The past one year has disappointed equity mutual fund (MF) investors. What is the reason behind it and how did they react?
Swarup Mohanty: Yes, capital markets have been volatile over the past one year. Both debt and equity markets are giving flat returns due to the sharp rise in oil prices, currency fluctuations and the constant fear of a trade war. In fact, equity markets had a limited run, with only a handful of stocks moving up. Also, midcap and small-cap stocks corrected significantly during this period. Overall, the markets have not been favourable from the returns perspective, but it is heartening to see the change in investor behaviour. People not only stay invested but also accumulate equity at dips to grow their wealth.

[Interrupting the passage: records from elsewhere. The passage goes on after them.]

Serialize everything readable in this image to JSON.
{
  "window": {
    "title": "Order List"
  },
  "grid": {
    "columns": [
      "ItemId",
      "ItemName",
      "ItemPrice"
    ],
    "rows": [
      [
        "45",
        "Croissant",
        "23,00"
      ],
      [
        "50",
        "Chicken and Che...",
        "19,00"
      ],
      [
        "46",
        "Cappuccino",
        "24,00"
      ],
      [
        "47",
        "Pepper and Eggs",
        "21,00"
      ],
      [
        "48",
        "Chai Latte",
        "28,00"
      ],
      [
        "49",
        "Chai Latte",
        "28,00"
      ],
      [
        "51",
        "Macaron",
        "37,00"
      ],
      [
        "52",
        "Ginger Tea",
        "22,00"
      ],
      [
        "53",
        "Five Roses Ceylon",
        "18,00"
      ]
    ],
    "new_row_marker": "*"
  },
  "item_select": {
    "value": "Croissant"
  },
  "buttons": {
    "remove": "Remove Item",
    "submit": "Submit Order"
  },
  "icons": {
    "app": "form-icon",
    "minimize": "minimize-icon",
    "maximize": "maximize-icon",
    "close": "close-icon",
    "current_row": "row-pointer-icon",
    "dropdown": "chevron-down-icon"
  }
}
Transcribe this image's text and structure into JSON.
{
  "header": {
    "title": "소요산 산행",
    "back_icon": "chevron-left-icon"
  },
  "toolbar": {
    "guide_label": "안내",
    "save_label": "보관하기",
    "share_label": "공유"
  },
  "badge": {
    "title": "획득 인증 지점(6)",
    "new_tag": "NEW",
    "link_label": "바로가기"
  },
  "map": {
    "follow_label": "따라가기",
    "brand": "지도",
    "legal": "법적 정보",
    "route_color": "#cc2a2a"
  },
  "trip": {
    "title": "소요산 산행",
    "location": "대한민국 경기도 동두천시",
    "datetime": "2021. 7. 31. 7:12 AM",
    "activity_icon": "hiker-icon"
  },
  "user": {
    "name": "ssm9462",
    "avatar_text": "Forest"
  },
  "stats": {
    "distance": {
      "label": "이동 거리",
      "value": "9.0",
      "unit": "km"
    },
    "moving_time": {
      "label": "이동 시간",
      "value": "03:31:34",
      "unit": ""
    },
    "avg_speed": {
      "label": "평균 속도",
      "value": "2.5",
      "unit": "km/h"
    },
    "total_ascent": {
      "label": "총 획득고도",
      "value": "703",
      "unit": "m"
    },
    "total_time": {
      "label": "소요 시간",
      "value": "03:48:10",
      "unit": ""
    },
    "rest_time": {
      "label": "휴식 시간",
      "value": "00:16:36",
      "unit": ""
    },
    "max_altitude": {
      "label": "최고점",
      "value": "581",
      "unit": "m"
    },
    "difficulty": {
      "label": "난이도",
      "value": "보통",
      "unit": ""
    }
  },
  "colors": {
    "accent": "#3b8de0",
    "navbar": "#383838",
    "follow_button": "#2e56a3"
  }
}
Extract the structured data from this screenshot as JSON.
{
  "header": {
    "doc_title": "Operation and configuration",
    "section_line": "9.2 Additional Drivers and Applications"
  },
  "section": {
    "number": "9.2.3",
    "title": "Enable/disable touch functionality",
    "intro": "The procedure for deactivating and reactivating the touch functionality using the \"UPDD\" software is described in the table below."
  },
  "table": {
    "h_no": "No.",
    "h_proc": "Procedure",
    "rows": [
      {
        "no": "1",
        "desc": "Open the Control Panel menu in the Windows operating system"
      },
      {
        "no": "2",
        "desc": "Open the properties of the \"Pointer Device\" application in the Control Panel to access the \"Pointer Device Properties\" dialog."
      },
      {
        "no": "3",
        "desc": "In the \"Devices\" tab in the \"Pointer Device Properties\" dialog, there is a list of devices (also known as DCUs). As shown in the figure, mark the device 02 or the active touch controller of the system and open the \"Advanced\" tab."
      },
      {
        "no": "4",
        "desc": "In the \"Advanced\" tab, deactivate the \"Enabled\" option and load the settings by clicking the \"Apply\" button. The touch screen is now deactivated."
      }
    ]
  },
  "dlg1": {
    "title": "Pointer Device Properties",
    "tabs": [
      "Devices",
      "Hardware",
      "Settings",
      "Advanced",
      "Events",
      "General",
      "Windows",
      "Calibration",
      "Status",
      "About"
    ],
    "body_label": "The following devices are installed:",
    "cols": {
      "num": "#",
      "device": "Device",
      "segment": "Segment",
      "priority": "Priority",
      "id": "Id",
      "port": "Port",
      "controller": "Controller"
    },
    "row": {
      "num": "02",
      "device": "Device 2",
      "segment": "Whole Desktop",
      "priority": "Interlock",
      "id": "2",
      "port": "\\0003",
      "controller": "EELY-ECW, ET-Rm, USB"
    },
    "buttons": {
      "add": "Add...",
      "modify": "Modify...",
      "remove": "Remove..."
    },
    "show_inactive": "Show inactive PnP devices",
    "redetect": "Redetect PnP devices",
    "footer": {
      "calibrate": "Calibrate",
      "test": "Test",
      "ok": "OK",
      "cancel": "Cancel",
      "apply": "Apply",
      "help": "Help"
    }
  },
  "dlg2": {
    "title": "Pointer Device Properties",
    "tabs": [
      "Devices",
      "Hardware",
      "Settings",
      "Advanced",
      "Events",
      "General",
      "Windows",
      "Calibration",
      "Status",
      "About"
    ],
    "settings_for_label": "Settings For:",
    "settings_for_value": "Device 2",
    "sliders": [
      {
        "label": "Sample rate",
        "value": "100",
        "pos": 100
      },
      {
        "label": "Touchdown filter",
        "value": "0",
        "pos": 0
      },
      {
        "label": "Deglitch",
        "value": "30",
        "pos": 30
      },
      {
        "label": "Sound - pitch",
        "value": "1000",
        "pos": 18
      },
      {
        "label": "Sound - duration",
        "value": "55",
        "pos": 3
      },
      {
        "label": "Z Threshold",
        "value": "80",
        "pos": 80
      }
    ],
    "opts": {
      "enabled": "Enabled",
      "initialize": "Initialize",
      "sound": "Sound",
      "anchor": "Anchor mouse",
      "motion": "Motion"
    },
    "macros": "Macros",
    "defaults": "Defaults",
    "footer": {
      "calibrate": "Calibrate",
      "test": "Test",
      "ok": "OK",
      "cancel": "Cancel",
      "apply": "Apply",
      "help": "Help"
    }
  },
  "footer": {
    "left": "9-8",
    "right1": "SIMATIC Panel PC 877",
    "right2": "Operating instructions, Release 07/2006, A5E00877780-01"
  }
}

With the Lok Sabha elections scheduled for 2019, what are your expectations from the markets? What would be your advice to investors?
Stock prices eventually tend to follow corporate earnings. Elections happen every five years, but in the long run, you will find little correlation between polls and fund performance. However, there could be some short-term impact. Markets are expected to remain volatile due to the prevailing global scenario. Again, foreign institutional investors continue to sell across emerging markets and that is worrying. As a result, markets could see an extended correction period and investors need to be patient. Wise investors should use market volatility for equity accumulation.
Capital markets regulator SEBI has recently tweaked the definition of small town from B15 (beyond top 15 cities) to B30. Will it affect MFs?
I don't think it will impact the business in a big way. We need to attract new investors whether they are in B30 or not. Even top cities are underpenetrated at times, and that is happening in spite of the MFs delivering satisfactory returns over the last 25 years. So, here we see a huge communication challenge and we must overcome it to reach more investors. However, the 'Mutual Fund Sahi Hai' campaign has certainly helped.
What about fund reclassification?
We have always been a one-fund-per-category organisation and the SEBI mandate did not affect us much. One of our funds, the Mirae Asset Emerging Bluechip, got reclassified to the 'large and midcap' category as it had held nearly 25-35 per cent large-cap stocks since its inception. The fund has a great future in the new category and we will carefully design its journey.
Some of the fund houses are offering life insurance along with MF schemes. What about Mirae India?
We think investment and insurance are two different categories. From an investor's point of view, both are important, and that is why they should be treated differently. We don't believe in bundling them, but we always encourage our investors to buy insurance as per their requirements and invest in MFs as per their wealth creation targets.
What is your road map for the next three years?
Currently, we are assessing the retirement fund category as it could be the most preferred channel of the millennials who are keen to invest for a secure future. Plus, we have started working on the alternative asset side by launching a real estate fund this year. We will broaden our offerings in AIFs and also start a sustainable exchange-traded fund business in India. Apart from the $3 billion (over `20,000 crore) assets under management in India, we also provide advisory services for over $1 billion of assets in India-specific funds.
Your debt assets are still minimal compared to equity. How will you increase it? Will you launch more schemes?
We have started selling debt products over the past two years and now we manage close to `4,000 crore. We are also in the process of adding meaningful products. Post the SEBI categorisation, the landscape has changed and we are watching it closely to see how it plays out in terms of investor behaviour. Mirae Asset India has recently added a short-term and a dynamic fund, and we are working on them to create a good track record. That will lead us to more assets.
Your company also offers a digital platform for investors. Has it gained traction?
Our clients prefer a platform that features all investment options, something that you won't find on a standalone app provided by an asset management company. So, we have made our website investor-friendly and we are upgrading it constantly. We have recently added a feature called distributor-initiated transaction and it has seen excellent traction. Today, our website is a constant source of business and 15 per cent of our investors are actively using it. In the past couple of years, we had more than 1 lakh online SIP registrations via our site. Out of our total folios of 11 lakh (approx.), around 49 per cent are digital and include investors from all aggregators (NSE, BSE and MF Utilities) and all distributor platforms that send us data in the digital form. We expect things to grow at a faster clip as advisors and investors now prefer the paperless route.
What are your plans to attract the do-it-yourself (DIY) generation of investors?
The DIY generation has grown in India because of the rapid technology adoption and it has made life easier for all. But here is a word of caution on the risks involved. It is okay to be a DIY investor if you are capable of assessing your goals. If not, you should find a professional advisor. Investors should clearly understand their risk-return profiles in sync with their financial goals and then get into investments. Your investments should not be solely based on past returns.